“The new Netflix, but for cars.” “The next big thing.” “Vehicle subscriptions are the 21st century’s consumer’s business model of choice.”

Are they?

Amidst the news that emerges monthly regarding the latest company to offer vehicles on a subscription basis, there are fewer inquiries to determine how these subscriptions are faring. In the case of Lincoln’s subscription service, which is powered by Ford’s Canvas system, the answer is “not very well.”

According to the company, the subscription pilot program, which began this year in California, has attracted little interest, with many users canceling after just one or two months. Now the company will attempt to retool the program to attract more interest, and from more long-term customers.

“I’ve been surprised how few people are genuinely interested in that type of ownership,” Robert Parker, Lincoln’s director of marketing, sales, and service, told Automotive News. “If you had asked me a year ago, I would have said this is the next big thing. A lot of people are struggling to make the math work.”

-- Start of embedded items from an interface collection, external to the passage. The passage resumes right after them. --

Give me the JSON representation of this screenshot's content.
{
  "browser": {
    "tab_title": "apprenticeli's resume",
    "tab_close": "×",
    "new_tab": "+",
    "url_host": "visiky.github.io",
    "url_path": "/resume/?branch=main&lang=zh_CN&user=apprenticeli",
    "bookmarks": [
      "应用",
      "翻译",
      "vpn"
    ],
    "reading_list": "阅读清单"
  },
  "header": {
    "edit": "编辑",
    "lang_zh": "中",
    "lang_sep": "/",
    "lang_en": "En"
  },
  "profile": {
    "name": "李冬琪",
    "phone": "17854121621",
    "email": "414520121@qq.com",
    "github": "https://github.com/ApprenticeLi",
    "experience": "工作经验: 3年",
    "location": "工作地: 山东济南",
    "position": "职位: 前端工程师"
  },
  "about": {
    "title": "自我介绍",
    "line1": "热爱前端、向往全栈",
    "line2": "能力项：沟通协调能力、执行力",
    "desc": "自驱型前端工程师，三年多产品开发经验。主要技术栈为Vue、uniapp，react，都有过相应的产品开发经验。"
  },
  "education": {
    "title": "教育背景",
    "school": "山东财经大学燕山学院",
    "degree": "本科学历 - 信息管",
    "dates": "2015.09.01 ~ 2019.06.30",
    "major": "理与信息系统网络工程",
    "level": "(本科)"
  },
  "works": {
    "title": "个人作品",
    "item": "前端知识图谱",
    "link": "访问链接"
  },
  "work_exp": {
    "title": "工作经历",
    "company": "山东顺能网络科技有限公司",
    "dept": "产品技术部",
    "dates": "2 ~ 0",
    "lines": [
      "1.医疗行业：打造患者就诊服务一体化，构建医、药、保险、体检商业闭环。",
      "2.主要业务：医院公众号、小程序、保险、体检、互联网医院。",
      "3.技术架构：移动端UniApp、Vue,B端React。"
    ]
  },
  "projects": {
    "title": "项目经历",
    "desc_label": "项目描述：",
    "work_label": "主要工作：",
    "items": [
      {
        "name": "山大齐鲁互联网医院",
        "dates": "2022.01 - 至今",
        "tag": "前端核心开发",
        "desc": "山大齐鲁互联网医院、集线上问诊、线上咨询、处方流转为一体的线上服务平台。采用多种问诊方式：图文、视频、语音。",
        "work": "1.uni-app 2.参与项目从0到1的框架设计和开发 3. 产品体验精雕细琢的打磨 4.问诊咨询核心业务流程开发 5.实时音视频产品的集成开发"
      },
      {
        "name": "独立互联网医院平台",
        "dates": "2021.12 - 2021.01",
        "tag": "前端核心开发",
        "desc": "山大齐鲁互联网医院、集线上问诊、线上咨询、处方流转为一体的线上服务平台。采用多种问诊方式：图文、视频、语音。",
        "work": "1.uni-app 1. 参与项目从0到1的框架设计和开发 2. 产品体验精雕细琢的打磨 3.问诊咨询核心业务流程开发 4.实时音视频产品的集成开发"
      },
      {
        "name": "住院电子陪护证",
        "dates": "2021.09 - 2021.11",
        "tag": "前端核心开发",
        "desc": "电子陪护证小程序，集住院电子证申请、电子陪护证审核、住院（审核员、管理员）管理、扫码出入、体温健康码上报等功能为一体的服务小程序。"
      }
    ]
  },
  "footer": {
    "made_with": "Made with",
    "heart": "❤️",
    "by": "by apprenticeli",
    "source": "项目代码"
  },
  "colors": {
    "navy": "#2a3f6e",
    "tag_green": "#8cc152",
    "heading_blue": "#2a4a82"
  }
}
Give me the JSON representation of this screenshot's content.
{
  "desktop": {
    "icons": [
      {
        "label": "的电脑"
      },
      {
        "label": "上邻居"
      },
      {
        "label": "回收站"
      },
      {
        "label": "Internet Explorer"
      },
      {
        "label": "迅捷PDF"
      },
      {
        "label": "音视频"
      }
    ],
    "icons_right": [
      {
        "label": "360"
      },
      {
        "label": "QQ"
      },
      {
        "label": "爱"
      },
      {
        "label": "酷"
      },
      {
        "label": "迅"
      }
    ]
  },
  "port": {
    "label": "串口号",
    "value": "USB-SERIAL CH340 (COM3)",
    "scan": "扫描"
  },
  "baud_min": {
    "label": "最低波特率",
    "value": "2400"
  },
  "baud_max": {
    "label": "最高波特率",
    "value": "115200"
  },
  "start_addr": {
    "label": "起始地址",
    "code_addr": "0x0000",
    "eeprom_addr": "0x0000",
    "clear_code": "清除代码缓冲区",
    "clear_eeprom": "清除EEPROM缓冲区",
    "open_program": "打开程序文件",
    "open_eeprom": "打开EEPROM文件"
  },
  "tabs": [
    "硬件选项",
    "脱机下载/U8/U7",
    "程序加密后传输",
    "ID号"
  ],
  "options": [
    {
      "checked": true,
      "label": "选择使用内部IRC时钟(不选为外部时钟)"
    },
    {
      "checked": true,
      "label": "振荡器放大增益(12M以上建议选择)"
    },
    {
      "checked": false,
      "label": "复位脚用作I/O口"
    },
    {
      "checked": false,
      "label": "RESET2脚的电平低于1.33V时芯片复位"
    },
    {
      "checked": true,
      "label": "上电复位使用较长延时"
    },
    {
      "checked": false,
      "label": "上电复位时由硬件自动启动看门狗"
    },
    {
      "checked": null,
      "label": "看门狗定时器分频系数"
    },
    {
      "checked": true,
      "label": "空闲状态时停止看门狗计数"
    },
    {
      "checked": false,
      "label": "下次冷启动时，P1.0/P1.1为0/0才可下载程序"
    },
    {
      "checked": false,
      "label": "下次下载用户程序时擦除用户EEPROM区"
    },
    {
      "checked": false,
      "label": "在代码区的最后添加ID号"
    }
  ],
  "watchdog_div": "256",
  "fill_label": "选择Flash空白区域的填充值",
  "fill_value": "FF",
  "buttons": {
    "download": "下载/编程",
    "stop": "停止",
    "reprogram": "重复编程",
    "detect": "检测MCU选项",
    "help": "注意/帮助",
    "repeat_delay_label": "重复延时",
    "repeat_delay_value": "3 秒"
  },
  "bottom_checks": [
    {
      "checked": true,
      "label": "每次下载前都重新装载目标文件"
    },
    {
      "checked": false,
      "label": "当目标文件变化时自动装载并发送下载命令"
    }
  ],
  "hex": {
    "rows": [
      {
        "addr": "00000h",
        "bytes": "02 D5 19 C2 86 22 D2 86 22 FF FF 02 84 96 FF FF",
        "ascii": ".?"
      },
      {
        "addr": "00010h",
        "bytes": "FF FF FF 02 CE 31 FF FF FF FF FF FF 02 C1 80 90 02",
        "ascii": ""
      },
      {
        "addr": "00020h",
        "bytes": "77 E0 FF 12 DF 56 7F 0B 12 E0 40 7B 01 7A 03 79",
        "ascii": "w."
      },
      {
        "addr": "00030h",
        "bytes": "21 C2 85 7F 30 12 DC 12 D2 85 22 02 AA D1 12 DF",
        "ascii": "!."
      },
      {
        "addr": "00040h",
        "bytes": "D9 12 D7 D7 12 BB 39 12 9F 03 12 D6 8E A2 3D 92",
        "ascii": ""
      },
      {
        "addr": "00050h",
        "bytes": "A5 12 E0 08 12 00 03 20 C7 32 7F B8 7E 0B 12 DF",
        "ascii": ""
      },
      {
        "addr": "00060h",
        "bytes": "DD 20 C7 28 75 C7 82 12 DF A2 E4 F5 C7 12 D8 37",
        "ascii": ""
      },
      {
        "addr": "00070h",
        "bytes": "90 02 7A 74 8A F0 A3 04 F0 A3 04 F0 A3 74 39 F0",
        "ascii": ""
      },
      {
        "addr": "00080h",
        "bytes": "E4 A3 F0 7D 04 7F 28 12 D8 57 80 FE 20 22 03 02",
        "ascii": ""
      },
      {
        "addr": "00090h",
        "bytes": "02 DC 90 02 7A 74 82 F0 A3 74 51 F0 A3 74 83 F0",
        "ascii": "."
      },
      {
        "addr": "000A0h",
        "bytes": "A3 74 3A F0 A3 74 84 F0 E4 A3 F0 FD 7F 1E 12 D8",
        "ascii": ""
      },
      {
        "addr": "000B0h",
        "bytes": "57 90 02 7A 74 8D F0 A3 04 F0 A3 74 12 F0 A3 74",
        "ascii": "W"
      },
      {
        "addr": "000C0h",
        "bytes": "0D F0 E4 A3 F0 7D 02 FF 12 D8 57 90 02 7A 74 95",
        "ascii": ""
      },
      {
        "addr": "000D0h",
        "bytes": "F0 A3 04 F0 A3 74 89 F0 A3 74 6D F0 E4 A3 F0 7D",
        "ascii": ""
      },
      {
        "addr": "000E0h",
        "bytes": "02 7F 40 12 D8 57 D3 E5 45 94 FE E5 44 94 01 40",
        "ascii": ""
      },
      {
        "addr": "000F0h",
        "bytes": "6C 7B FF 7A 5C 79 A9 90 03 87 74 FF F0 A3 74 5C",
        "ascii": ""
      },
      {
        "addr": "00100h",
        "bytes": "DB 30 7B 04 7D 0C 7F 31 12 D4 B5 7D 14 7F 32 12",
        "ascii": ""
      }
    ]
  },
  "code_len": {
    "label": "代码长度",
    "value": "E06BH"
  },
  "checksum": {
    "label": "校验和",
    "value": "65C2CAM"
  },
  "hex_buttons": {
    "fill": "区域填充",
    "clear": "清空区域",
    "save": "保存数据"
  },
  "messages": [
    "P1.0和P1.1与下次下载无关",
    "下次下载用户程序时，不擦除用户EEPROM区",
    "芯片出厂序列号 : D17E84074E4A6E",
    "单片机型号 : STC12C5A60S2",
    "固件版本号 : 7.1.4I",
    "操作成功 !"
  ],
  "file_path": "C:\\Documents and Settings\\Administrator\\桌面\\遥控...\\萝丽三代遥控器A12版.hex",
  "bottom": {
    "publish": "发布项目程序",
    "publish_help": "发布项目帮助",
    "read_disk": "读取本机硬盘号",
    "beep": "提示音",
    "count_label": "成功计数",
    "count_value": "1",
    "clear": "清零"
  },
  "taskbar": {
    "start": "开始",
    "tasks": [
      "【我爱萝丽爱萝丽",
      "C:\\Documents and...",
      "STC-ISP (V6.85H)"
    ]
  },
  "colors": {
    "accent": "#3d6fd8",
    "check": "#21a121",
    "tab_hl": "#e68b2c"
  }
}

Lincoln’s subscription model, launched last year, is a little different from that of other companies. It offers subscribers a range of older, contemporary models (including the MKC, MKZ, MKX, and Continental) and includes insurance and maintenance, for a monthly fee. The hope was that by trying out the vehicles, consumers might ultimately want to purchase one, and the company viewed the subscription program as an alternative to sending gently used models to auction. Prices for the program vary between $500 to $950 a month.

In the end, the service seemed to be attractive only to Lincoln customers who needed a temporary vehicle while their own was in the shop, according to Parker.

“The amount of people coming out after one or two months is very high,” he said. “It’s just kind of an interim process.”

The subscription model already has its fair share of detractors. Earlier this year during a presentation to Automotive News, Edmunds senior analyst Ivan Drury proclaimed: “At these price points that we’re seeing, [a subscription service] virtually makes no sense to anyone. If you went the other route versus the subscription cost … you could essentially have two. You can make your own miniature fleet. You don’t even need to use their program. So, it’s not going to be worthwhile for a lot of people who are going to do the math. It’s just a rich person’s toy.”